I grew up with a fear of needles. My pediatrician, when I was a child, did not have the softest touch, you see. All I remembered was that she would squeeze the part of my arm to inject the needle and jam it there without warning. It wasn’t very good, to say the least. Because of that, when I became an adult, and my parents were like, “You are old enough to get an executive checkup every year now,” I said, “Uh, no, thanks.”
The reason was that I had seen my parents get those checkups in the past and knew that one consisted of a lot of examinations, and some of them would require blood extraction. Meaning there would be needles involved. Even if my parents told me that not all doctors and nurses were as harsh as my old pediatrician, I still did not want to take chances.
Another reason why I was not so keen on getting an executive checkup was that I felt healthy. I was 5’1; I weighed 71 kg. I was technically overweight, but I felt normal. I said I knew my body more than anyone and was also very young at the time (only 26).
When The Deed Had To Be Done
There were three long months when I worked nonstop due to overlapping projects. I would wake up at 8:00 a.m. and go to work by 9. While most people would go home at 5 o’clock, I would stay in the building until midnight, finishing my projects. To keep me awake, I would order fast food all the time, feeling like the greasy foods would help compensate for my exhaustion.

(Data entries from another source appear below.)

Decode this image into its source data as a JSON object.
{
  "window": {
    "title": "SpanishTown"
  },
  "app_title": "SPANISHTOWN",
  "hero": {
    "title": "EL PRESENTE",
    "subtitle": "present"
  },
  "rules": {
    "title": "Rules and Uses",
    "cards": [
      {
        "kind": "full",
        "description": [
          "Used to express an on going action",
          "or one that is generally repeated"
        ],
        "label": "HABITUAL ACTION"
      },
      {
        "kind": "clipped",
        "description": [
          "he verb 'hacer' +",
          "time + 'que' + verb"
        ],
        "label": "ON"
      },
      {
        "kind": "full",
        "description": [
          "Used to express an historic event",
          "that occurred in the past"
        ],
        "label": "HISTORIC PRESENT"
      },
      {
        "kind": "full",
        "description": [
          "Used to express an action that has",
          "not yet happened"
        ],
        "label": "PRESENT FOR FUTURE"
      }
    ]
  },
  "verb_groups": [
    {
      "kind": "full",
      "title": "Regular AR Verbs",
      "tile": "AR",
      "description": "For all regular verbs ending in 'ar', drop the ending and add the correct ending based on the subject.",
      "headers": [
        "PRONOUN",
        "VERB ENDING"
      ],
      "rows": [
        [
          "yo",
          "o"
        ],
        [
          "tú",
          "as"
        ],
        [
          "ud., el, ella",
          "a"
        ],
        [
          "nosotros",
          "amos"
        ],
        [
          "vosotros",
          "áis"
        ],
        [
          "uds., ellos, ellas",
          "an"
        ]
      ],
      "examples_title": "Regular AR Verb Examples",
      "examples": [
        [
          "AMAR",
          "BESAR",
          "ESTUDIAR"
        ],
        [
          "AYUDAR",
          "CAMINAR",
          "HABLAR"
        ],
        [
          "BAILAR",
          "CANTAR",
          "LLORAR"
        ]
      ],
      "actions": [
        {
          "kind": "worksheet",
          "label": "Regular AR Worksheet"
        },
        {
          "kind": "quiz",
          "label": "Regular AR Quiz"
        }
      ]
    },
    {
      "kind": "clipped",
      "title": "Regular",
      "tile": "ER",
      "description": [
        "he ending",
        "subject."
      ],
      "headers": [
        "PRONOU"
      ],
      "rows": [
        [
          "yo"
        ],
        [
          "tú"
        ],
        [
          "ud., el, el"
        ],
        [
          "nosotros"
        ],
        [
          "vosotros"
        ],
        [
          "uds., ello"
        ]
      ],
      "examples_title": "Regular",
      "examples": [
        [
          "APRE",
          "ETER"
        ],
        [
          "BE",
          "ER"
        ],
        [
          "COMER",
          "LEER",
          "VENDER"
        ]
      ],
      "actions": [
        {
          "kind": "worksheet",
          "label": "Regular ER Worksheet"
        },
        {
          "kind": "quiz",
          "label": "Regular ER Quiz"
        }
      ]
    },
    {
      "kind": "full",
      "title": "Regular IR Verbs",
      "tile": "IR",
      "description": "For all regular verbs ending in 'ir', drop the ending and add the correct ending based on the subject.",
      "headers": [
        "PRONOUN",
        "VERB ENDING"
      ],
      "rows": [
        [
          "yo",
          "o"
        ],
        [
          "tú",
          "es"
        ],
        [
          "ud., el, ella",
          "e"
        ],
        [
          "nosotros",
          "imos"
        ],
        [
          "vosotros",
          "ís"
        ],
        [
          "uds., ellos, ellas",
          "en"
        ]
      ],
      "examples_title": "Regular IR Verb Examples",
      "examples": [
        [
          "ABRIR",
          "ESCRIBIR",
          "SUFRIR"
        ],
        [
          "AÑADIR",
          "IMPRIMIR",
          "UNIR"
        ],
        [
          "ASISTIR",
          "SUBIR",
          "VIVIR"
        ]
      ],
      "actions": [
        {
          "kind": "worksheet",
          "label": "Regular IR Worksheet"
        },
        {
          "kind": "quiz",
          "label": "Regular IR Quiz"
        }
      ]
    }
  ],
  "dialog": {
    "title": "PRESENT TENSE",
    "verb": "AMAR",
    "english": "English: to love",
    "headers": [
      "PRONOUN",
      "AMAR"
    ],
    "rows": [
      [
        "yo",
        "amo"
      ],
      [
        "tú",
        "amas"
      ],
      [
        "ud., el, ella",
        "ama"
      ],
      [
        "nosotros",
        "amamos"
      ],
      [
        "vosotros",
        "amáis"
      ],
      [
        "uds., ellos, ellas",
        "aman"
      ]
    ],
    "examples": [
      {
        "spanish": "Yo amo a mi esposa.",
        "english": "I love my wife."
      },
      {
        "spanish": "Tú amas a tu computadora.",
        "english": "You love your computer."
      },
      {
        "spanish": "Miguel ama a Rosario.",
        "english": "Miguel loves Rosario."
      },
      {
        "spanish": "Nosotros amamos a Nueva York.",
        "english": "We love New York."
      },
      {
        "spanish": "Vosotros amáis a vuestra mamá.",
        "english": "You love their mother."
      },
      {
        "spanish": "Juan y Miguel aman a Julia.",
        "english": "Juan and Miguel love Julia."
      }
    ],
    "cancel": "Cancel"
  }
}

Sooner than later, though, my feet started aching. For instance, since I had my own office, and I would be alone there most of the time at night, I would sit in an Indian position. I used to do that for hours, but this time, my feet and ankles began to ache after two hours. I found it odd, but I thought that I merely overextended my feet. After all, I learned that it was a thing and that it was nothing that a good exercise could not fix.
During the weekend, I decided to go hiking. I loved working out outdoors instead of signing up for a gym membership; I had just not been able to do that because of my busy schedule in the last few months. However, I noticed that I had difficulty breathing after only walking for 3 kilometers. It used to be easy-peasy for me, considering I had solid lungs and did marathons not too long ago.

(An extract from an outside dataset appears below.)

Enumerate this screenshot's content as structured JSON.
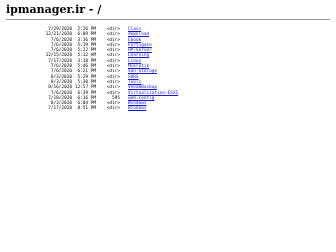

Then, when I went on an eight-hour car ride with my friends, I was only a passenger, so I got to extend my feet. I was not paying attention to them, but it felt like someone was gripping my ankles, making my feet a little numb. Once I looked down, I saw that they were very swollen. That’s when I got scared. That’s when I thought, “Oops, that’s not normal. I need to see a doctor after this trip.”
I called our family doctor first and told him about my symptoms. Since I was overweight and knew about my relatives’ history with diabetes, he wanted me to do a fasting blood sugar test to rule out the possibility of me having the disease. It turned out I was prediabetic, but it could be resolved quickly. It could not be the reason why I experienced achy or swollen feet or breathlessness.
The doctor then asked me to get FSH, FT3, and FT4 lab tests as they were all meant to check someone’s thyroid conditions. It sounded a little scary to me. It meant more needles, but there was no going back. I got the tests done, and when the results returned, the doctor gave me devastating news. My thyroids were flaring up.
I most likely have Hashimoto’s disease, a form of autoimmune disorder that affects the thyroid gland. The doctor said there was no cure for it except for a significant lifestyle change and constant monitoring. He must have noticed my devastation; before I left, he recommended a counselor to me. He said, “Sometimes, we need help in accepting a medical diagnosis.”
Our family doctor was spot-on – I could not accept that I had an autoimmune disorder. I knew that my aunt had that, but she got diagnosed in her early 40s. I was too young to worry about chronic illnesses like that.
Those were just some of the issues I mentioned once I contacted the counselor. She was patient enough to listen to me, although I felt like a whiny little kid while doing so. “How can I accept it?” I asked in the end.
“Well, you need to see it in another light. Do you think it’s better if you have not known about your illness? No – it may have aggravated that way. Instead of getting upset, it is healthier to be thankful for knowing your medical condition early so that you can stop doing things that can make matters worse than ever.”
I had to do counseling a few more times, but those words stuck to me. The counselor was correct in every way. I should be grateful for an early diagnosis, so that’s what I tried to do. It was not the doctor’s fault that I had Hashimoto’s disease, after all. I had to change my lifestyle habits, work less, exercise more, and eat more healthily.
I would have become depressed instead of thinking of that if I did not see a counselor immediately.